Scientists found SARS-CoV-2 RNA in wastewater and in rivers receiving wastewater in Italy, indicating that the virus might be transmitted in water, and these methods might serve to monitor community epidemiology (Quilliam et al.).  But they could culture only small amounts of the virus from those samples, showing that water might transmit the virus less than droplets, aerosols, and surfaces (Rimoldi et al.; Thomas).  In response to these findings, scientists in Australia, France, Italy, Netherlands, Nigeria, Palestine, and Spain are monitoring wastewater as an indicator of people’s COVID-19 infections, partly using methods from the Global Polio Eradication Initiative.
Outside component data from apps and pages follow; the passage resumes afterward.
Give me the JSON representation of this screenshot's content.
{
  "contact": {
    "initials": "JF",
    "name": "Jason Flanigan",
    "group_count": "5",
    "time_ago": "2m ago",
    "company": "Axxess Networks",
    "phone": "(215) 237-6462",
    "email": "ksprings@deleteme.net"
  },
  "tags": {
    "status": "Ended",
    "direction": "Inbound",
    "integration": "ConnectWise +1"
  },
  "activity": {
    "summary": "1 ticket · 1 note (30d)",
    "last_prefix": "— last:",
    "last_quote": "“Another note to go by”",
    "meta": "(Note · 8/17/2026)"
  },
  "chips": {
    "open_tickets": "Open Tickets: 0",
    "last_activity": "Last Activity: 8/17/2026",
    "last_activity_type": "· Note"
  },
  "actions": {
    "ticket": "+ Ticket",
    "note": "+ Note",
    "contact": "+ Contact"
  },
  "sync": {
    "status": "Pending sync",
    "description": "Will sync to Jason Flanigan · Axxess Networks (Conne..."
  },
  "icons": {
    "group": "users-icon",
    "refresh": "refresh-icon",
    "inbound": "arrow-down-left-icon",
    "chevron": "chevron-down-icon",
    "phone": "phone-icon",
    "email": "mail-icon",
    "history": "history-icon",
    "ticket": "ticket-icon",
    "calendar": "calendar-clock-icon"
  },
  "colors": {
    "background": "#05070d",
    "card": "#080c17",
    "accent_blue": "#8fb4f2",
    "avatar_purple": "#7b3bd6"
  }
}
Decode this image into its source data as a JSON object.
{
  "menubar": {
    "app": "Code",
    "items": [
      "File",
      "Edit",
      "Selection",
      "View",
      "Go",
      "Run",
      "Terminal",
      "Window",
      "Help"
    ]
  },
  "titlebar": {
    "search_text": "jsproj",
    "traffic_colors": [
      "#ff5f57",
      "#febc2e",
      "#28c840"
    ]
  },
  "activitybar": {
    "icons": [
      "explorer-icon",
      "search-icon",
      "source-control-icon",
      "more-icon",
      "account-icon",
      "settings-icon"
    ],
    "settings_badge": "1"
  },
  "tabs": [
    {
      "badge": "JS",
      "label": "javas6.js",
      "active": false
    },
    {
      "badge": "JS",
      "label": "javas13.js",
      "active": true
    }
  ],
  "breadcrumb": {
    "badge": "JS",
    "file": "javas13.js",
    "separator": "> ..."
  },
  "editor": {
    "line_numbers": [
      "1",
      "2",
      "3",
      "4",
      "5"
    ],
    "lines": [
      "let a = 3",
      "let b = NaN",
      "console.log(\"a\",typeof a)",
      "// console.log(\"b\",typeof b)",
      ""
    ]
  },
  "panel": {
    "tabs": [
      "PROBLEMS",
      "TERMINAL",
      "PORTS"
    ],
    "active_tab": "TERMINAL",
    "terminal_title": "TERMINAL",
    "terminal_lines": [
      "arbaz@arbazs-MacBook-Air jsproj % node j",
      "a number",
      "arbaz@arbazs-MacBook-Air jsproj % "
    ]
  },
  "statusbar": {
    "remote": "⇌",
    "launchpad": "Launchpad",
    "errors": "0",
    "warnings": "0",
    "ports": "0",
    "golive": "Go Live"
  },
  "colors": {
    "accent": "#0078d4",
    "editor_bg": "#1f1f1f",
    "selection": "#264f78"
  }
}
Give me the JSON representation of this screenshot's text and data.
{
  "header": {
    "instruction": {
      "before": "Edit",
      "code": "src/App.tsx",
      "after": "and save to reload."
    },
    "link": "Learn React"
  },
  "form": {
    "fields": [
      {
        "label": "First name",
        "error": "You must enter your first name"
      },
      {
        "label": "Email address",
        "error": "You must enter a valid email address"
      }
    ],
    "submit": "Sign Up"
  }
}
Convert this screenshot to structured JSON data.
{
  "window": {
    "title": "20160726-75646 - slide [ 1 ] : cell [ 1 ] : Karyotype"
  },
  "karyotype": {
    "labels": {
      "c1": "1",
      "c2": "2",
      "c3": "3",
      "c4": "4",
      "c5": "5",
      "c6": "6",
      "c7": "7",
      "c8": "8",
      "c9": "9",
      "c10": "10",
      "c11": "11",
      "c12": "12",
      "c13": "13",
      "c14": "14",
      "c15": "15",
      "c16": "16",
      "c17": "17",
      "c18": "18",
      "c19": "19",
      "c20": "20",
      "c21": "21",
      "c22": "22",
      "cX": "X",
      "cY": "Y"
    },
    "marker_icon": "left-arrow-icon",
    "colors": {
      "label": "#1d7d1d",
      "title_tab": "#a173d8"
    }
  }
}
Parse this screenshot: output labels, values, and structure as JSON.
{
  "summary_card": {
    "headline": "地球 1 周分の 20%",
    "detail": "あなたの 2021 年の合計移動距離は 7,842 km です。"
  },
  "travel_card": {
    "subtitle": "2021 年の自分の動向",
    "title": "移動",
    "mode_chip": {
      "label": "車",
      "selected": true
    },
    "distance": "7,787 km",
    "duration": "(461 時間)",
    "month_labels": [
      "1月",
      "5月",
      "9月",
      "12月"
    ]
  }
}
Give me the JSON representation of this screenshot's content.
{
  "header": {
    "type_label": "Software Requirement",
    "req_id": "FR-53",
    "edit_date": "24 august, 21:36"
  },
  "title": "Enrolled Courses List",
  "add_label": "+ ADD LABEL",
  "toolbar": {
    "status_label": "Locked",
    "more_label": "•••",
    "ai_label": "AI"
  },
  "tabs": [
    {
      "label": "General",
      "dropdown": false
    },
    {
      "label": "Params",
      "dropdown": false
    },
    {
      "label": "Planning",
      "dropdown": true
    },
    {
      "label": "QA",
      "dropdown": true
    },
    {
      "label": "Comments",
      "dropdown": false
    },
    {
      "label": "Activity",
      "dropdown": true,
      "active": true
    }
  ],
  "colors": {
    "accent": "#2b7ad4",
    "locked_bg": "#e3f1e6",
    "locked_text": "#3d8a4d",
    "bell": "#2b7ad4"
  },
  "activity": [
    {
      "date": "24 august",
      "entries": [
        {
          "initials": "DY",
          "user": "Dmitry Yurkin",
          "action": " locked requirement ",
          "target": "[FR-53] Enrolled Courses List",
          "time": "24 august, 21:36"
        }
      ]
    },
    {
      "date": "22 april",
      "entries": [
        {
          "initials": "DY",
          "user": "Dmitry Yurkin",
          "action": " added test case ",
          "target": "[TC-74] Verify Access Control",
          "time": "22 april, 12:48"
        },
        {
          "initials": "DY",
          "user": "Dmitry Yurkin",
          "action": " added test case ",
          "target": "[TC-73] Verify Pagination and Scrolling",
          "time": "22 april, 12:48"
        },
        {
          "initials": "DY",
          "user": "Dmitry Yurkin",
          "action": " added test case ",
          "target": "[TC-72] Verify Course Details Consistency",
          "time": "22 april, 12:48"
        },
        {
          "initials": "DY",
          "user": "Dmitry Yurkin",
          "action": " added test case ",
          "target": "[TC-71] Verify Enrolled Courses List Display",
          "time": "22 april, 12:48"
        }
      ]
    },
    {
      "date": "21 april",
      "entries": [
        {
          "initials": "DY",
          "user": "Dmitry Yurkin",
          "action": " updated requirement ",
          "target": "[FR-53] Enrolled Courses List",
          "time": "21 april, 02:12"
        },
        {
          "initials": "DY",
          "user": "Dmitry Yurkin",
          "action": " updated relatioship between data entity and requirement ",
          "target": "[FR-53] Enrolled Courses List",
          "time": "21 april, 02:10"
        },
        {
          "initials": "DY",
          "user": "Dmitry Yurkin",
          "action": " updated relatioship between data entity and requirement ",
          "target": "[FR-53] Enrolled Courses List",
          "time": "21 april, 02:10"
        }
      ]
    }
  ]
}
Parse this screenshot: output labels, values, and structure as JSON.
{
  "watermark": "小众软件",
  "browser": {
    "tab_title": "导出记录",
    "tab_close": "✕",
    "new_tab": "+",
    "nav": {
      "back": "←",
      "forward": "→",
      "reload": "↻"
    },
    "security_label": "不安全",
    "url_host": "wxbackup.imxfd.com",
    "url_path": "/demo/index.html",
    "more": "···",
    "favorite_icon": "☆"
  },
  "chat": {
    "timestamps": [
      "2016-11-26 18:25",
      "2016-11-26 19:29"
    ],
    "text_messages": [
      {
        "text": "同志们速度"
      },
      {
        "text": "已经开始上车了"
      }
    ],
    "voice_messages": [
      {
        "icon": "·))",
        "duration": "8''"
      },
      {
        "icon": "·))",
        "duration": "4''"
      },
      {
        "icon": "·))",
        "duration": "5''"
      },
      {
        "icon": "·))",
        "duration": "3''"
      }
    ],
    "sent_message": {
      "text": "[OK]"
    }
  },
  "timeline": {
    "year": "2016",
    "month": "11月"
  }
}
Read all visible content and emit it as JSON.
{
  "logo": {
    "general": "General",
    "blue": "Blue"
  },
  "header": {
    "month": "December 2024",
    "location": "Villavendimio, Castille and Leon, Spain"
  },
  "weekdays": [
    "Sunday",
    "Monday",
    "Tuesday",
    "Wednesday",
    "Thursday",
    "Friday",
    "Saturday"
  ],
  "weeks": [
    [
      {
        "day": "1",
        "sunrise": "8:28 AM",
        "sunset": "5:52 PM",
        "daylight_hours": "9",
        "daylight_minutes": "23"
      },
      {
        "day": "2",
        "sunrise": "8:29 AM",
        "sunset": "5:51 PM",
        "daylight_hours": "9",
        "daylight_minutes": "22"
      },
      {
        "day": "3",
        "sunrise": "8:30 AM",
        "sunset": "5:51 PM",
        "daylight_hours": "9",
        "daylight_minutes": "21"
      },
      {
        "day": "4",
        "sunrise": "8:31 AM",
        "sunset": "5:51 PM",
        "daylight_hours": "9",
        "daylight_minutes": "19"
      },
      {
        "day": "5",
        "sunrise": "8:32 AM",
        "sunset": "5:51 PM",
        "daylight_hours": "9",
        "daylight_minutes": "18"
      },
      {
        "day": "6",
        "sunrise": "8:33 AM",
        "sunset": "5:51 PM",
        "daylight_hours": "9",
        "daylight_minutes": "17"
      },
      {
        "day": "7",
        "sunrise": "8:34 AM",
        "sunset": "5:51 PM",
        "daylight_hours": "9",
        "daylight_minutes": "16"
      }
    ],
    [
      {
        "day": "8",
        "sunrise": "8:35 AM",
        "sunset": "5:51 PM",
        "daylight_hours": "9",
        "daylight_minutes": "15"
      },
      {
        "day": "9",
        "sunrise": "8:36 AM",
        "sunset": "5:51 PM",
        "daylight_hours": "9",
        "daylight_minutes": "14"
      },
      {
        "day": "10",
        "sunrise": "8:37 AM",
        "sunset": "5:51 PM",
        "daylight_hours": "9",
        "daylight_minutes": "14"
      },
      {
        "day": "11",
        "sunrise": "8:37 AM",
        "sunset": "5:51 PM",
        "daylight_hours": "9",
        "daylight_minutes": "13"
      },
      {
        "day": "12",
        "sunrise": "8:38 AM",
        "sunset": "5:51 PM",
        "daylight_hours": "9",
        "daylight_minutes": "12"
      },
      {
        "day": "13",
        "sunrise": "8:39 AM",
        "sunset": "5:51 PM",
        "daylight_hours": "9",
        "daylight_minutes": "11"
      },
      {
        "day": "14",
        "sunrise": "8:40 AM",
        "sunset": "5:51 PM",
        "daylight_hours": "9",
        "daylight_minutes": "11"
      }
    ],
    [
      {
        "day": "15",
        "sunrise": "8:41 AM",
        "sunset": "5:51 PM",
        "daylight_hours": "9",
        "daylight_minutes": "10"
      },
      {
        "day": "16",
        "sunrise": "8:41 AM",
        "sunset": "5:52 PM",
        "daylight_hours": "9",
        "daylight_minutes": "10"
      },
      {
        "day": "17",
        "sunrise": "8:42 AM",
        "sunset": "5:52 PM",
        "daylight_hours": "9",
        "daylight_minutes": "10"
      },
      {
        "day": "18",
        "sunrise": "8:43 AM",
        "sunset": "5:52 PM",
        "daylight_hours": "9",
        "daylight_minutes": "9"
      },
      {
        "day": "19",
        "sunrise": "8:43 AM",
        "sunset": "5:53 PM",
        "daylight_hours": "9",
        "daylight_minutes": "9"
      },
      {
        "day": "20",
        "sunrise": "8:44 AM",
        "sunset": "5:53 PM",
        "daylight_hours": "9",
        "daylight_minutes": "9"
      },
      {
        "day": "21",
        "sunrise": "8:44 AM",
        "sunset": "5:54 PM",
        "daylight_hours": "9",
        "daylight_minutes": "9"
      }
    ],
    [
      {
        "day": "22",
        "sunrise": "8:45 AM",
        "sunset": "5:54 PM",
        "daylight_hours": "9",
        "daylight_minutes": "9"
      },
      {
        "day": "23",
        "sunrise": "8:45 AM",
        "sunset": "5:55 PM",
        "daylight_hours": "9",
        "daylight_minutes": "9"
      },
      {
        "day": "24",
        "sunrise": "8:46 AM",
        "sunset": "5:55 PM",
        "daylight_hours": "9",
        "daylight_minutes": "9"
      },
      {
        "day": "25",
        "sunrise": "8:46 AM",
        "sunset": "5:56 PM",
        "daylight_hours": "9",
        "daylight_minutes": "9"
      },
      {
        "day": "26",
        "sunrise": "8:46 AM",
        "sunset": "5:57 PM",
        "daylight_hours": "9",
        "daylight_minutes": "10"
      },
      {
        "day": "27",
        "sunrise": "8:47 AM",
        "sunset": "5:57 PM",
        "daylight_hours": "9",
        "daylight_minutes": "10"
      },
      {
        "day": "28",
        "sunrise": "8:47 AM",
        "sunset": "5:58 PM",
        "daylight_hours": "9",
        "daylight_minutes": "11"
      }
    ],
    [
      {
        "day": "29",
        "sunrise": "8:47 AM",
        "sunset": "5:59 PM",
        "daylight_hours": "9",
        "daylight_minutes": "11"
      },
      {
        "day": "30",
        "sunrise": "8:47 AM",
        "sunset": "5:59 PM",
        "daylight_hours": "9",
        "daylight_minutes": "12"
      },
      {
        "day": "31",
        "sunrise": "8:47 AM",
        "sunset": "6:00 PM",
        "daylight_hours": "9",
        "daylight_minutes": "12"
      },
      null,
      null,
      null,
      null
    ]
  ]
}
They found SARS-CoV-2 in wastewater collected weeks before patients in those areas developed symptoms and tested positive for SARS-CoV-2 (Baraniuk; Kelland; O’Reilly et al.).



SARS-CoV-2 RNA has been found in blood (World Health Organization-China; Young et al.; Zhang W et al.).  But this probably rarely transmits to people, because they rarely spill blood into another person’s broken skin.  Since RT-PCR can find almost all those infected, there is low risk of transfusion transmission (Chang et al.; Corman et al.).



SARS-CoV-2 was found in one patient’s urine, and cultured in cells (Sun et al.).  It was not detected in any infected people’s urine in several other studies (Lo et al.; To, Tsang, Leung et al.; Wang W, Xu, et al; Young et al.).